Furthermore, we find that there is insufficient basis to support the invocation of the doctrine of equitable estoppel here. There is no evidence that Stickney took action intended to cause plaintiff to rely on any presumption that there had been proper service. (See Hen derson v. City of New York (1988), 143 A.D.2d 884, 533 N.Y.S.2d 547; Tucker v. Eaton (1986), 426 Mich. 179, 393 N.W.2d 827; Landreville v. Shoreline Community College District (1988), 53 Wn. App. 330, 766 P.2d 1107.) There has been no showing that plaintiff was misled by any representation or concealment of fact by Stickney, and no showing that a proper official of Stickney had notice of the action within the limitation period and made a conscious decision to delay raising the defect in service until after the limitation period had run. See Tucker v. Eaton, 426 Mich. at 184-85, 393 N.W.2d at 830-32 (rejecting appellate court's holding that an exception exists if the municipal defendant had established a systematic alternative method of accepting service). See also French v. Gabriel (1991), 116 Wn.2d 584, 806 P.2d 1234 (defendant not estopped from raising defense of insufficient service of process where plaintiff failed to show any act or statement by defendant that was inconsistent with the defense and that plaintiff relied on to his detriment).
Plaintiff also relies on the affidavit of Deputy Sheriff Geraci, which states that as a matter of general practice, when serving a municipality, he would have asked for the person "authorized" to accept service. Geraci, however, had no specific recollection of the service he made in this case, while Rotrekl testified that in fact she had no such authority.
Moreover, in view of the clear language of the statute, any reliance upon Rotrekl's statement that she had authority to accept service would have been unreasonable. See Landreville v. Shoreline Community College District, 53 Wn. App. 330, 766 P.2d 1107 (court rejects argument that the State should be estopped from contesting service of process because the administrative assistant in the Attorney General's office who accepted service represented that she had the authority to accept service; reliance upon her statements would be unreasonable where the statute clearly requires service upon the Attorney General or an assistant Attorney General).

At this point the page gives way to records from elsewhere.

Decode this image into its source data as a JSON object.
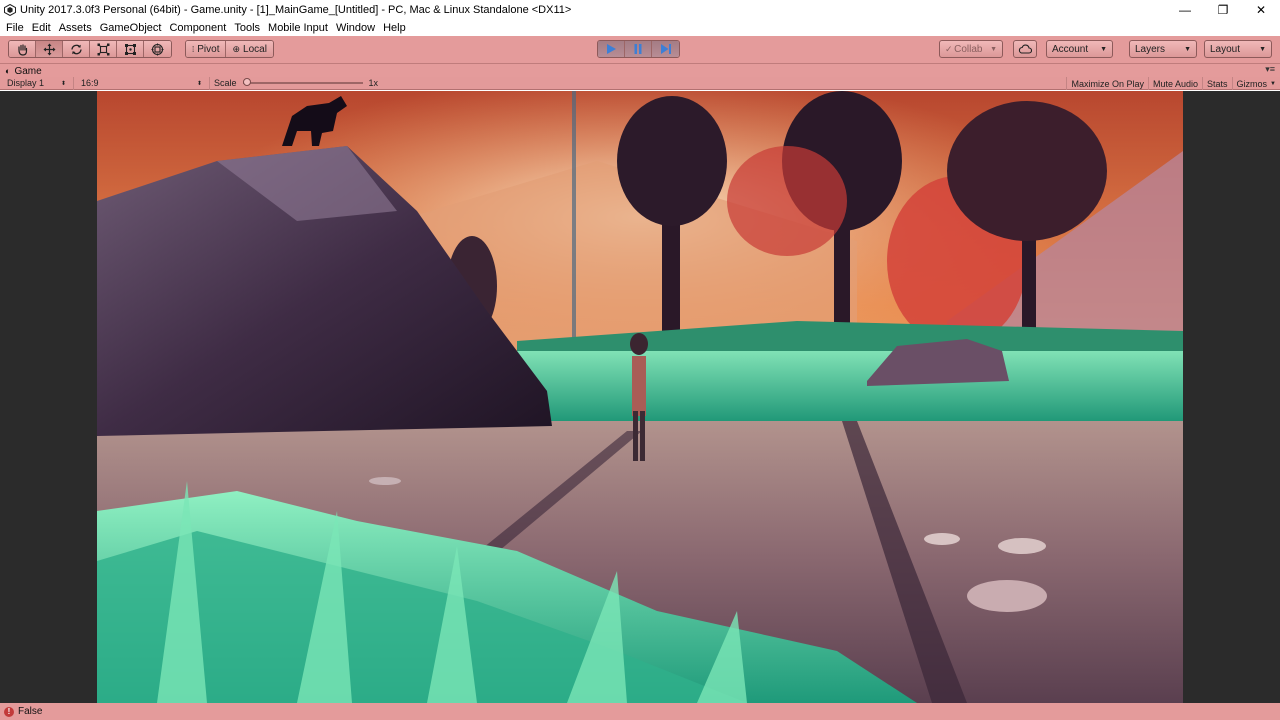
{
  "window": {
    "title": "Unity 2017.3.0f3 Personal (64bit) - Game.unity - [1]_MainGame_[Untitled] - PC, Mac & Linux Standalone <DX11>",
    "minimize": "—",
    "maximize": "❐",
    "close": "✕"
  },
  "menu": {
    "items": [
      "File",
      "Edit",
      "Assets",
      "GameObject",
      "Component",
      "Tools",
      "Mobile Input",
      "Window",
      "Help"
    ]
  },
  "toolbar": {
    "pivot": "Pivot",
    "local": "Local",
    "collab": "Collab",
    "account": "Account",
    "layers": "Layers",
    "layout": "Layout"
  },
  "game_panel": {
    "tab_label": "Game",
    "display": "Display 1",
    "aspect": "16:9",
    "scale_label": "Scale",
    "scale_value": "1x",
    "scale_fraction": 0.0,
    "maximize_on_play": "Maximize On Play",
    "mute_audio": "Mute Audio",
    "stats": "Stats",
    "gizmos": "Gizmos"
  },
  "status": {
    "message": "False"
  },
  "colors": {
    "play_mode_tint": "#e49b9b",
    "viewport_bg": "#2b2b2b",
    "play_button_active": "#3d7fd6"
  }
}
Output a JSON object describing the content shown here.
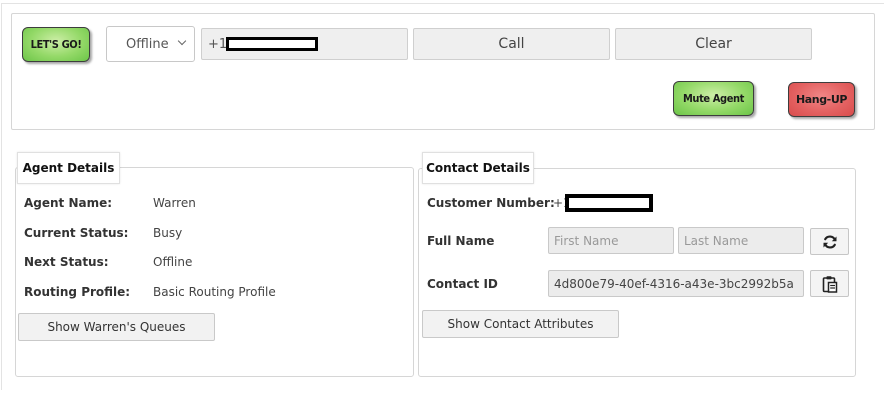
{
  "toolbar": {
    "go_label": "LET'S GO!",
    "status_select_value": "Offline",
    "phone_prefix": "+1",
    "call_label": "Call",
    "clear_label": "Clear",
    "mute_label": "Mute Agent",
    "hangup_label": "Hang-UP"
  },
  "agent_details": {
    "title": "Agent Details",
    "rows": [
      {
        "label": "Agent Name:",
        "value": "Warren"
      },
      {
        "label": "Current Status:",
        "value": "Busy"
      },
      {
        "label": "Next Status:",
        "value": "Offline"
      },
      {
        "label": "Routing Profile:",
        "value": "Basic Routing Profile"
      }
    ],
    "queues_button": "Show Warren's Queues"
  },
  "contact_details": {
    "title": "Contact Details",
    "customer_number_label": "Customer Number:",
    "customer_number_prefix": "+1",
    "full_name_label": "Full Name",
    "first_name_placeholder": "First Name",
    "last_name_placeholder": "Last Name",
    "contact_id_label": "Contact ID",
    "contact_id_value": "4d800e79-40ef-4316-a43e-3bc2992b5a",
    "attributes_button": "Show Contact Attributes"
  },
  "icons": {
    "refresh": "refresh-icon",
    "clipboard": "clipboard-icon",
    "dropdown": "chevron-down-icon"
  },
  "colors": {
    "go_green": "#94d968",
    "hangup_red": "#e46262"
  }
}
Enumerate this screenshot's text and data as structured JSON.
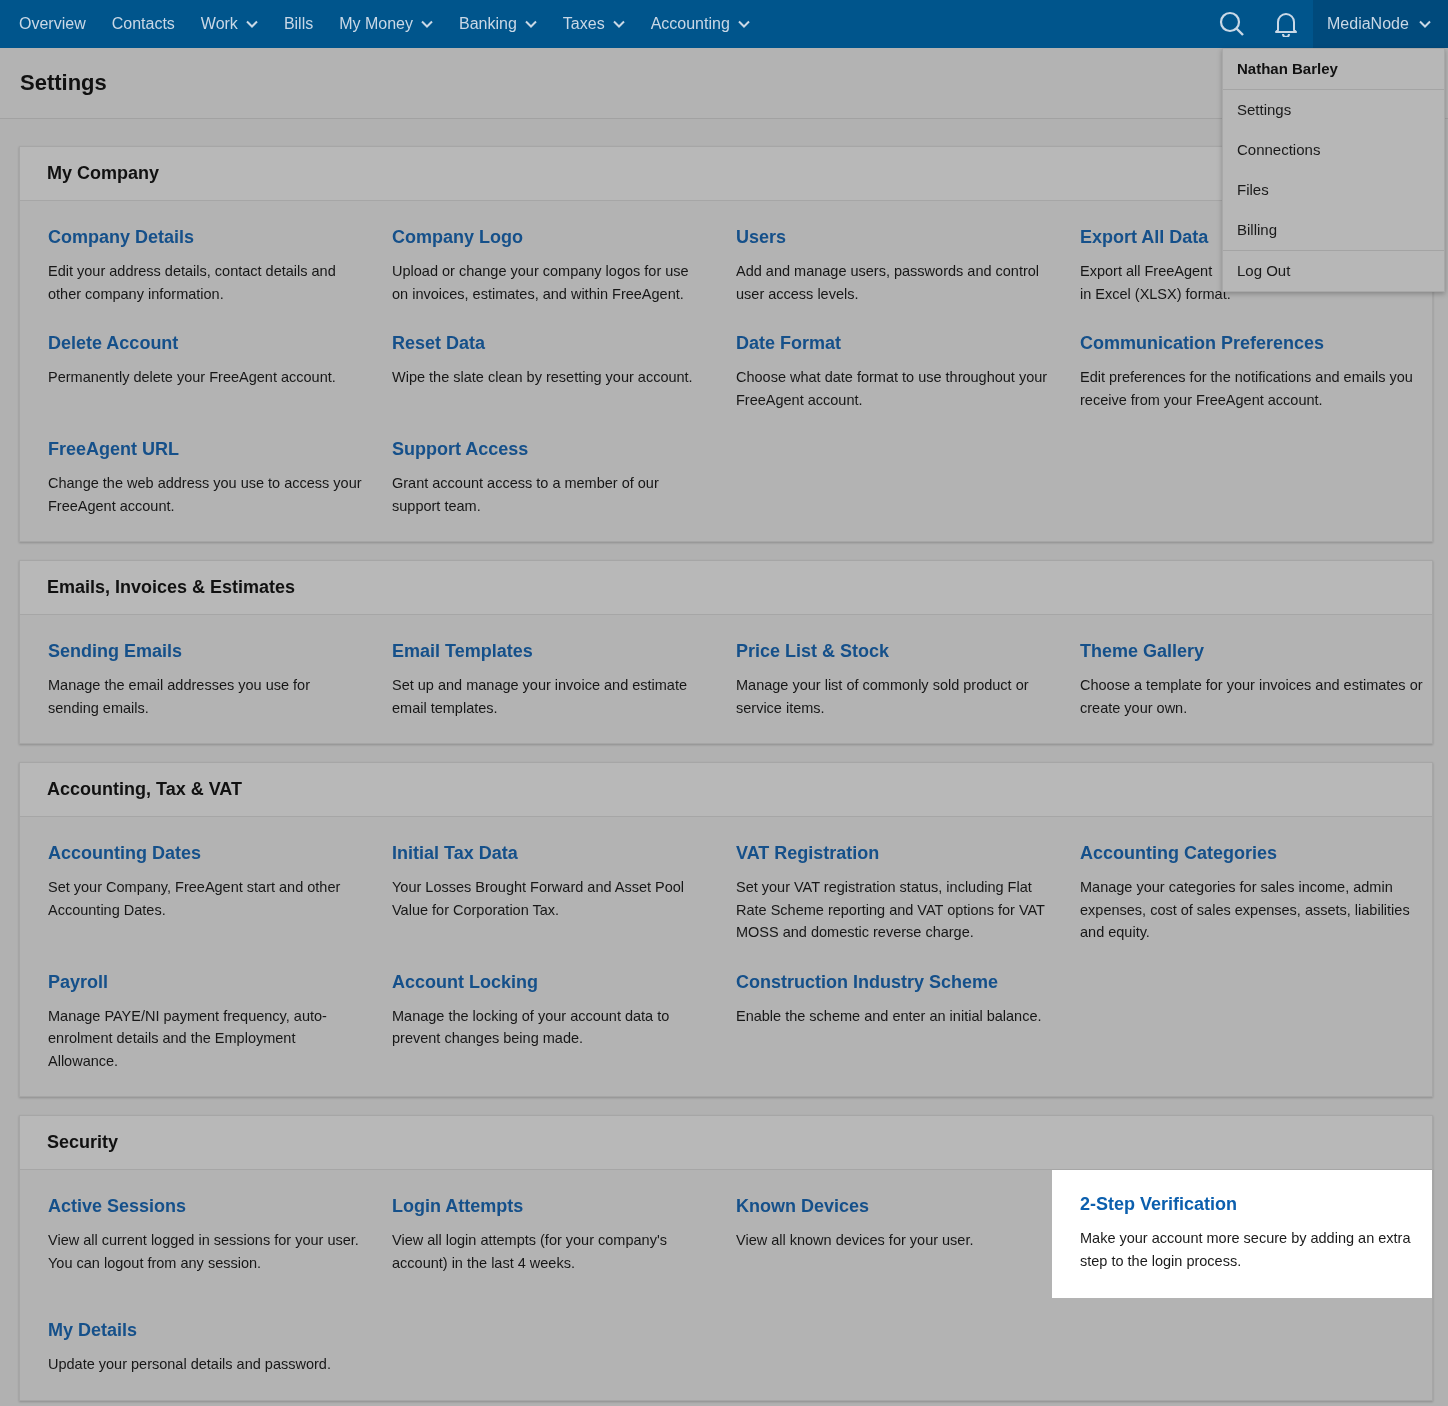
{
  "nav": {
    "items": [
      {
        "label": "Overview",
        "has_menu": false
      },
      {
        "label": "Contacts",
        "has_menu": false
      },
      {
        "label": "Work",
        "has_menu": true
      },
      {
        "label": "Bills",
        "has_menu": false
      },
      {
        "label": "My Money",
        "has_menu": true
      },
      {
        "label": "Banking",
        "has_menu": true
      },
      {
        "label": "Taxes",
        "has_menu": true
      },
      {
        "label": "Accounting",
        "has_menu": true
      }
    ],
    "account": {
      "label": "MediaNode",
      "expanded": true,
      "menu": {
        "header": "Nathan Barley",
        "groups": [
          [
            "Settings",
            "Connections",
            "Files",
            "Billing"
          ],
          [
            "Log Out"
          ]
        ]
      }
    }
  },
  "page_title": "Settings",
  "sections": [
    {
      "title": "My Company",
      "items": [
        {
          "title": "Company Details",
          "description": "Edit your address details, contact details and other company information.",
          "highlighted": false
        },
        {
          "title": "Company Logo",
          "description": "Upload or change your company logos for use on invoices, estimates, and within FreeAgent.",
          "highlighted": false
        },
        {
          "title": "Users",
          "description": "Add and manage users, passwords and control user access levels.",
          "highlighted": false
        },
        {
          "title": "Export All Data",
          "description": "Export all FreeAgent\nin Excel (XLSX) format.",
          "highlighted": false
        },
        {
          "title": "Delete Account",
          "description": "Permanently delete your FreeAgent account.",
          "highlighted": false
        },
        {
          "title": "Reset Data",
          "description": "Wipe the slate clean by resetting your account.",
          "highlighted": false
        },
        {
          "title": "Date Format",
          "description": "Choose what date format to use throughout your FreeAgent account.",
          "highlighted": false
        },
        {
          "title": "Communication Preferences",
          "description": "Edit preferences for the notifications and emails you receive from your FreeAgent account.",
          "highlighted": false
        },
        {
          "title": "FreeAgent URL",
          "description": "Change the web address you use to access your FreeAgent account.",
          "highlighted": false
        },
        {
          "title": "Support Access",
          "description": "Grant account access to a member of our support team.",
          "highlighted": false
        }
      ]
    },
    {
      "title": "Emails, Invoices & Estimates",
      "items": [
        {
          "title": "Sending Emails",
          "description": "Manage the email addresses you use for sending emails.",
          "highlighted": false
        },
        {
          "title": "Email Templates",
          "description": "Set up and manage your invoice and estimate email templates.",
          "highlighted": false
        },
        {
          "title": "Price List & Stock",
          "description": "Manage your list of commonly sold product or service items.",
          "highlighted": false
        },
        {
          "title": "Theme Gallery",
          "description": "Choose a template for your invoices and estimates or create your own.",
          "highlighted": false
        }
      ]
    },
    {
      "title": "Accounting, Tax & VAT",
      "items": [
        {
          "title": "Accounting Dates",
          "description": "Set your Company, FreeAgent start and other Accounting Dates.",
          "highlighted": false
        },
        {
          "title": "Initial Tax Data",
          "description": "Your Losses Brought Forward and Asset Pool Value for Corporation Tax.",
          "highlighted": false
        },
        {
          "title": "VAT Registration",
          "description": "Set your VAT registration status, including Flat Rate Scheme reporting and VAT options for VAT MOSS and domestic reverse charge.",
          "highlighted": false
        },
        {
          "title": "Accounting Categories",
          "description": "Manage your categories for sales income, admin expenses, cost of sales expenses, assets, liabilities and equity.",
          "highlighted": false
        },
        {
          "title": "Payroll",
          "description": "Manage PAYE/NI payment frequency, auto-enrolment details and the Employment Allowance.",
          "highlighted": false
        },
        {
          "title": "Account Locking",
          "description": "Manage the locking of your account data to prevent changes being made.",
          "highlighted": false
        },
        {
          "title": "Construction Industry Scheme",
          "description": "Enable the scheme and enter an initial balance.",
          "highlighted": false
        }
      ]
    },
    {
      "title": "Security",
      "items": [
        {
          "title": "Active Sessions",
          "description": "View all current logged in sessions for your user. You can logout from any session.",
          "highlighted": false
        },
        {
          "title": "Login Attempts",
          "description": "View all login attempts (for your company's account) in the last 4 weeks.",
          "highlighted": false
        },
        {
          "title": "Known Devices",
          "description": "View all known devices for your user.",
          "highlighted": false
        },
        {
          "title": "2-Step Verification",
          "description": "Make your account more secure by adding an extra step to the login process.",
          "highlighted": true
        },
        {
          "title": "My Details",
          "description": "Update your personal details and password.",
          "highlighted": false
        }
      ]
    }
  ]
}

We note that plaintiff made no attempt to ascertain the proper person for service and include appropriate directions for the sheriff on the summons. The summons simply gave the name "Village of Stickney" with a street address. We also note that plaintiff made the identical mistake in serving another defendant in this action. Cook County successfully moved to quash service where plaintiff served the superintendent of highways instead of the proper person authorized by statute. Cf. Justice v. Lyng (D. Ariz. 1988), 716 F. Supp. 1567, 1570 (plaintiff permitted to re-serve defendant United States attorney where failure to properly serve was not a result of counsel's inadvertence or half-hearted attempts to serve).
We conclude that the trial court erred in denying Stickney's motion to quash service of summons and vacate default judgment.
Stickney urges us to go on to find that the underlying action is "utterly meritless" because the summary judgment proceedings involving defendant Cook County show that the location of the accident "is not and never has been within the corporate boundaries of the Village of Stickney." In light of our holding that no personal jurisdiction existed, we need not consider the merits of plaintiff's underlying action.
Accordingly, the judgment of the circuit court of Cook County is reversed, and the cause is remanded for further proceedings consistent with the holdings contained herein.
Reversed and remanded.
MURRAY and LORENZ, JJ., concur.